Provided material:

********************

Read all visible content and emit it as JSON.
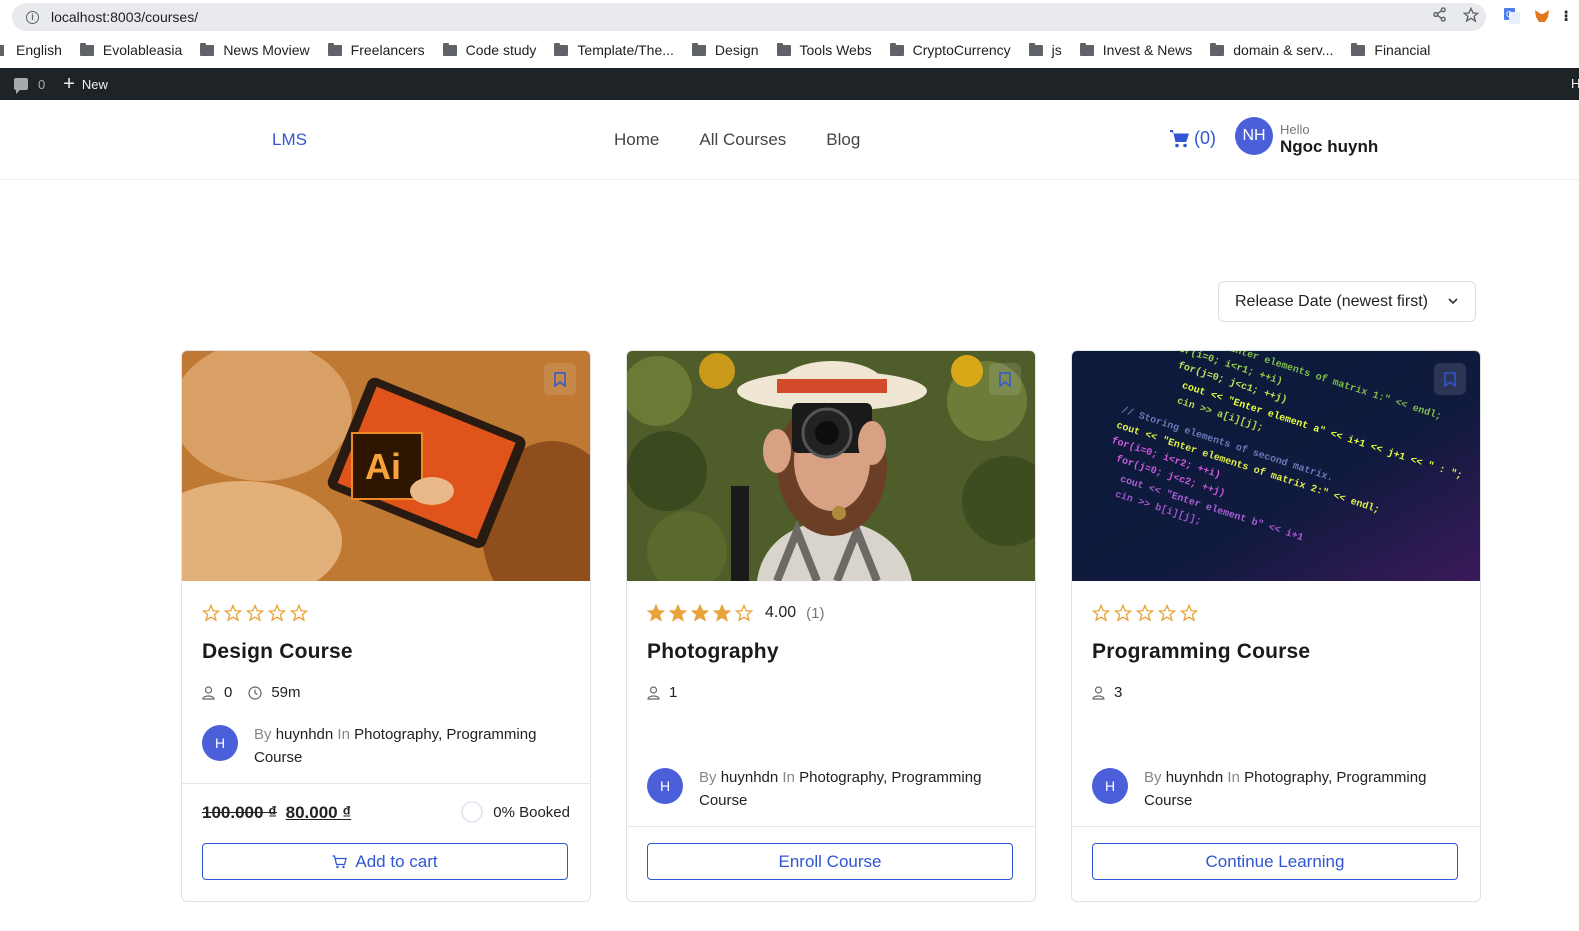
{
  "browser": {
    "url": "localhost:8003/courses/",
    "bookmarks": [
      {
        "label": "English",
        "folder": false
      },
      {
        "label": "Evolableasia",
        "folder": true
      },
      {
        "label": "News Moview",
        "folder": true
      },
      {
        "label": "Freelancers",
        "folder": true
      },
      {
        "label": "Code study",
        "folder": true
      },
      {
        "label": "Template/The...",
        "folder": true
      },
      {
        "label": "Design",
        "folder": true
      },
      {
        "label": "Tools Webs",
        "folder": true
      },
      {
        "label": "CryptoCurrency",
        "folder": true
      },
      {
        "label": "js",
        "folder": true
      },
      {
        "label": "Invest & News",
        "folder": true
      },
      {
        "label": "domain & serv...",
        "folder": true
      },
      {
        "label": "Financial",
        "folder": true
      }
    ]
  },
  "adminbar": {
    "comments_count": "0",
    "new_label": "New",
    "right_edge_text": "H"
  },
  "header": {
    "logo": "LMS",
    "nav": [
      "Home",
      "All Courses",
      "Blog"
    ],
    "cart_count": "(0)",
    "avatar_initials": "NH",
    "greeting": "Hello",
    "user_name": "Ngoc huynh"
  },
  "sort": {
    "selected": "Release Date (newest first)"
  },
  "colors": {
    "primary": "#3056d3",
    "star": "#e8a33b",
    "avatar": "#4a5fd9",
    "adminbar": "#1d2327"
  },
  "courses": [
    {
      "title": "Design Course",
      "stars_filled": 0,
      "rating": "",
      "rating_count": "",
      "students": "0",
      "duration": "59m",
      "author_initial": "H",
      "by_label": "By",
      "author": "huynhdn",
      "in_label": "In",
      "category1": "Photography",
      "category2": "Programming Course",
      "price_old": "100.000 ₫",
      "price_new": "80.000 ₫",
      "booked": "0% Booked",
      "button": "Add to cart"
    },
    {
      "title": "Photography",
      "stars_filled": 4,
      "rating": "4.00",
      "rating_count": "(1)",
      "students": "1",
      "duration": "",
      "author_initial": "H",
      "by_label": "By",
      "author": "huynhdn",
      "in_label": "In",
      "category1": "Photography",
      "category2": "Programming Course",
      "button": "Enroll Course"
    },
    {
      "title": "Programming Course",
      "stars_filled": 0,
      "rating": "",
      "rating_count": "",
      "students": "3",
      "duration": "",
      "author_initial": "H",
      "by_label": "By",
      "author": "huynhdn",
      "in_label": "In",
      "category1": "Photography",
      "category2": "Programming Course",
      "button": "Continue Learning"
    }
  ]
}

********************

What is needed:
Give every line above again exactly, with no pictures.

Finished task:
Read all visible content and emit it as JSON.
{
  "browser": {
    "url": "localhost:8003/courses/",
    "bookmarks": [
      {
        "label": "English",
        "folder": false
      },
      {
        "label": "Evolableasia",
        "folder": true
      },
      {
        "label": "News Moview",
        "folder": true
      },
      {
        "label": "Freelancers",
        "folder": true
      },
      {
        "label": "Code study",
        "folder": true
      },
      {
        "label": "Template/The...",
        "folder": true
      },
      {
        "label": "Design",
        "folder": true
      },
      {
        "label": "Tools Webs",
        "folder": true
      },
      {
        "label": "CryptoCurrency",
        "folder": true
      },
      {
        "label": "js",
        "folder": true
      },
      {
        "label": "Invest & News",
        "folder": true
      },
      {
        "label": "domain & serv...",
        "folder": true
      },
      {
        "label": "Financial",
        "folder": true
      }
    ]
  },
  "adminbar": {
    "comments_count": "0",
    "new_label": "New",
    "right_edge_text": "H"
  },
  "header": {
    "logo": "LMS",
    "nav": [
      "Home",
      "All Courses",
      "Blog"
    ],
    "cart_count": "(0)",
    "avatar_initials": "NH",
    "greeting": "Hello",
    "user_name": "Ngoc huynh"
  },
  "sort": {
    "selected": "Release Date (newest first)"
  },
  "colors": {
    "primary": "#3056d3",
    "star": "#e8a33b",
    "avatar": "#4a5fd9",
    "adminbar": "#1d2327"
  },
  "courses": [
    {
      "title": "Design Course",
      "stars_filled": 0,
      "rating": "",
      "rating_count": "",
      "students": "0",
      "duration": "59m",
      "author_initial": "H",
      "by_label": "By",
      "author": "huynhdn",
      "in_label": "In",
      "category1": "Photography",
      "category2": "Programming Course",
      "price_old": "100.000 ₫",
      "price_new": "80.000 ₫",
      "booked": "0% Booked",
      "button": "Add to cart"
    },
    {
      "title": "Photography",
      "stars_filled": 4,
      "rating": "4.00",
      "rating_count": "(1)",
      "students": "1",
      "duration": "",
      "author_initial": "H",
      "by_label": "By",
      "author": "huynhdn",
      "in_label": "In",
      "category1": "Photography",
      "category2": "Programming Course",
      "button": "Enroll Course"
    },
    {
      "title": "Programming Course",
      "stars_filled": 0,
      "rating": "",
      "rating_count": "",
      "students": "3",
      "duration": "",
      "author_initial": "H",
      "by_label": "By",
      "author": "huynhdn",
      "in_label": "In",
      "category1": "Photography",
      "category2": "Programming Course",
      "button": "Continue Learning"
    }
  ]
}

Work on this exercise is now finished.